Let's dive deeper into the resilient and regal mountain dog breeds.
Newfoundlands, Bernese Mountain Dogs, and other types of mountain dogs were originally bred to work in the rugged terrain of their homeland. Today, you’re more likely to find these sweet mountain dog breeds snuggling up to their humans indoors rather than working on highland farms.
Bernese Mountain Dog
Weight: 70-115 pounds
Height: 23-27.5 inches
Lifespan: 7-10 years
Coat Type: High shedding, medium length, double coat
Personality Traits: Well-tempered, relaxed, devoted
Perhaps the most iconic of all large mountain dog breeds are the effortlessly beautiful Bernese Mountain Dogs. These tri-colored pups have silky black fur on their backs, white hair down their nose and chests, and brown markings on their eyes and legs.
With their warm double coats, the breed originated as herding and farm dogs in the frosty Swiss Alps. Berners are in the working group for a reason – they are incredibly strong and highly trainable. In the 1800s, you could find these pups working as drafting and sledding dogs.

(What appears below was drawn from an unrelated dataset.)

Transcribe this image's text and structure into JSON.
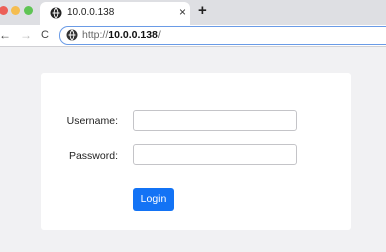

Bernese Mountain Dogs are just as sweet-natured as they are beautiful. They are very affectionate with humans, playful with children, and well-tempered with other dogs. Even the 19th century Swiss Alps dog parents treasured a snuggle with their Berner at the end of a long day.
Weight: 120-180 pounds
Height: 26-30 inches
Lifespan: 8-10 years
Coat Type: Medium shedding, short, smooth double coat
Personality Traits: Gentle, curious, strong
If you’re looking for big mountain dog breeds, look no further. Saint Bernards can weigh upwards of 180 pounds in adulthood! Their large stature may be intimidating, but Saint Bernards are total teddy bears. They are very loyal to their humans and are especially loving of young children.
Saint Bernards hail from the Swiss Alps along with Bernese Mountain Dogs. Although these types of mountain dogs are exceedingly strong, their wrinkly face and drooping jowls are downright adorable.